#### What you need to do
Identify each line below containing the string "Ereignisse" and copy it.

#### Records for the exercise
= Beginning of Section =

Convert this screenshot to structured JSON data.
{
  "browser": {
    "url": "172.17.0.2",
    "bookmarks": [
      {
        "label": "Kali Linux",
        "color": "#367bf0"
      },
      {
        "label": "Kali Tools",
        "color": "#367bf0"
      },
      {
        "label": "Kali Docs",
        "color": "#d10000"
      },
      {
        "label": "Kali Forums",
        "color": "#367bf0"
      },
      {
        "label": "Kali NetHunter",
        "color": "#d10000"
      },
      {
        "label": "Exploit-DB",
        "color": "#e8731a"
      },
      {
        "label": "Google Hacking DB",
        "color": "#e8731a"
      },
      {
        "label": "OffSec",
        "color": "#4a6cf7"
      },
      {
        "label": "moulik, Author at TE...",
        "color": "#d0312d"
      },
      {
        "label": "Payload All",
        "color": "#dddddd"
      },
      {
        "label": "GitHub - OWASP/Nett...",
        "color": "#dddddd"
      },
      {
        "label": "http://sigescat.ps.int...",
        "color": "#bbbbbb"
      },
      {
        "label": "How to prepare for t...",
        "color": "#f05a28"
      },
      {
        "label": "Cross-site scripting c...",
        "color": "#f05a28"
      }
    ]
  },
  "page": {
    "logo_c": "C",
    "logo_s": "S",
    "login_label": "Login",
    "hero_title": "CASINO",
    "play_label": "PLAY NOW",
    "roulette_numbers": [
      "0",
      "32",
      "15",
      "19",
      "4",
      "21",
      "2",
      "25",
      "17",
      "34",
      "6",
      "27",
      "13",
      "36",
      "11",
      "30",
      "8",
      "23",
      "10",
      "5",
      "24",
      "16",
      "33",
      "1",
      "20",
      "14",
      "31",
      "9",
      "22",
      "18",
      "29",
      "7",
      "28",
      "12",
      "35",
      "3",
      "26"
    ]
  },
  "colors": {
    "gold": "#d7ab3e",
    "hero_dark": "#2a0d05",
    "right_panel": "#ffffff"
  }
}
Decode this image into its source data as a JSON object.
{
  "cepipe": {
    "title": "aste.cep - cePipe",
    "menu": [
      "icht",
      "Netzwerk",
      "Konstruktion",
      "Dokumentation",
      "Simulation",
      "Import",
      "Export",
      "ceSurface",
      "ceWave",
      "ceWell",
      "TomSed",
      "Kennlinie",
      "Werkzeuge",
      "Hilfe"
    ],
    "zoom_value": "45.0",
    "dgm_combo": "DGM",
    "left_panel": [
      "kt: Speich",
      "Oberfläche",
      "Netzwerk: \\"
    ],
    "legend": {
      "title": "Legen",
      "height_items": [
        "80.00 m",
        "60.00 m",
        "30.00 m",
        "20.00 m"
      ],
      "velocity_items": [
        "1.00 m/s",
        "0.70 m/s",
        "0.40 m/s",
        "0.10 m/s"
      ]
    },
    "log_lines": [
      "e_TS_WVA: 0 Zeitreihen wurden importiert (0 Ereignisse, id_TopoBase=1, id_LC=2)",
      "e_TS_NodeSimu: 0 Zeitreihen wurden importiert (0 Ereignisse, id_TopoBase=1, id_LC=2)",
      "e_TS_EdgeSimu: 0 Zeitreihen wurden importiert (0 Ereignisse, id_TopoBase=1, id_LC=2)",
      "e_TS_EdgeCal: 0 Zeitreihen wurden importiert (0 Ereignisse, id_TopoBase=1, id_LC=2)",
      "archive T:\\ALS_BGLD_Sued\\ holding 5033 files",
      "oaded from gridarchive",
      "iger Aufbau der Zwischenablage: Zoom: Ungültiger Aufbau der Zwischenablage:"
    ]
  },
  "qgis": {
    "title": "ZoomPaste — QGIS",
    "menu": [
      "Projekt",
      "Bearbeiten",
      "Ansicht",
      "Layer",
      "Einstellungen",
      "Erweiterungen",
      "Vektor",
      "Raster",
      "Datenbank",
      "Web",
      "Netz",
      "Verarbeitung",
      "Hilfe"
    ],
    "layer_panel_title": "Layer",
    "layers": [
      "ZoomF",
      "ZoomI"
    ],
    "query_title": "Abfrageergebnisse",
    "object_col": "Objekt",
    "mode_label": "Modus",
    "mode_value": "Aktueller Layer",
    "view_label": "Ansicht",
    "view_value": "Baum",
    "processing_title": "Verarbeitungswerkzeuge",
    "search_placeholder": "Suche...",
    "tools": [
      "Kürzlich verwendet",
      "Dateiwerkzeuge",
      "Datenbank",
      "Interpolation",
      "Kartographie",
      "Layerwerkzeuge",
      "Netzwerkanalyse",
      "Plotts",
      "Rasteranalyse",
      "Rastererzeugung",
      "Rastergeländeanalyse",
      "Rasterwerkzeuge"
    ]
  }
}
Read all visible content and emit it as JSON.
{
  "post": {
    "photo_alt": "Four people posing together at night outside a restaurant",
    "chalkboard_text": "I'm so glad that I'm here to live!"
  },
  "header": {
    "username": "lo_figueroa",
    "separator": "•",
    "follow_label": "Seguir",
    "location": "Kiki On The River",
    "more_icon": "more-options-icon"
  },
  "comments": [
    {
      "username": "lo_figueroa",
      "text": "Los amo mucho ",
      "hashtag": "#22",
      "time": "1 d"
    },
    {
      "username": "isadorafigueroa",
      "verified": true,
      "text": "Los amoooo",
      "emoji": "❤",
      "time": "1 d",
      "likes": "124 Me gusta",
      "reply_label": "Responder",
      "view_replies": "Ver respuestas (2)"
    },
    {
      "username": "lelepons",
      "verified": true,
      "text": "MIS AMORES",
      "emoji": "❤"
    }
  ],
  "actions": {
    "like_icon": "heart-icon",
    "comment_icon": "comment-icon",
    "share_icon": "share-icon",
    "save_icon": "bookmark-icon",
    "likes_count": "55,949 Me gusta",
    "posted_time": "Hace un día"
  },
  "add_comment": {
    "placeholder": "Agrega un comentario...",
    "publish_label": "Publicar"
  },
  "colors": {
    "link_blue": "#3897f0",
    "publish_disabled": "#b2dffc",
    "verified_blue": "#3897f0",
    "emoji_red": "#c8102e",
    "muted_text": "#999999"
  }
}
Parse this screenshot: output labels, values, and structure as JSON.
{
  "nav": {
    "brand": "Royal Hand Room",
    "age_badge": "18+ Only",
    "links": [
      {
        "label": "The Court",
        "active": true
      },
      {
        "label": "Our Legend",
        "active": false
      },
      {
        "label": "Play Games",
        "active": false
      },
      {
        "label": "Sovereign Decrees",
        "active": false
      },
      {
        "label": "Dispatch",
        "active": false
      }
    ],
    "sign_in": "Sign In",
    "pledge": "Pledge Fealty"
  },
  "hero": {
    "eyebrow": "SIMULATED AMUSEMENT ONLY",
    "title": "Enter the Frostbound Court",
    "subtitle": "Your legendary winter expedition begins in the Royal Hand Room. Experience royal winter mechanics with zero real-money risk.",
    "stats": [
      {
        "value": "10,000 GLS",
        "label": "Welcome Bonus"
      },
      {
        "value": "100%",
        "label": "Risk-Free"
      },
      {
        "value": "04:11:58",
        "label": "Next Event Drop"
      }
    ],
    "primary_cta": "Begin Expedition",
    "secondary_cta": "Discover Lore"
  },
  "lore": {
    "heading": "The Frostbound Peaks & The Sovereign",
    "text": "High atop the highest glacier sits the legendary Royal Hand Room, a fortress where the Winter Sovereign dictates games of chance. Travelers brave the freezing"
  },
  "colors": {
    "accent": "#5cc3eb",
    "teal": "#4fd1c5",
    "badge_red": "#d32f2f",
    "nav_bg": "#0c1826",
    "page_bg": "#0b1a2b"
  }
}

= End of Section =

#### Solution
      "e_TS_WVA: 0 Zeitreihen wurden importiert (0 Ereignisse, id_TopoBase=1, id_LC=2)",
      "e_TS_NodeSimu: 0 Zeitreihen wurden importiert (0 Ereignisse, id_TopoBase=1, id_LC=2)",
      "e_TS_EdgeSimu: 0 Zeitreihen wurden importiert (0 Ereignisse, id_TopoBase=1, id_LC=2)",
      "e_TS_EdgeCal: 0 Zeitreihen wurden importiert (0 Ereignisse, id_TopoBase=1, id_LC=2)",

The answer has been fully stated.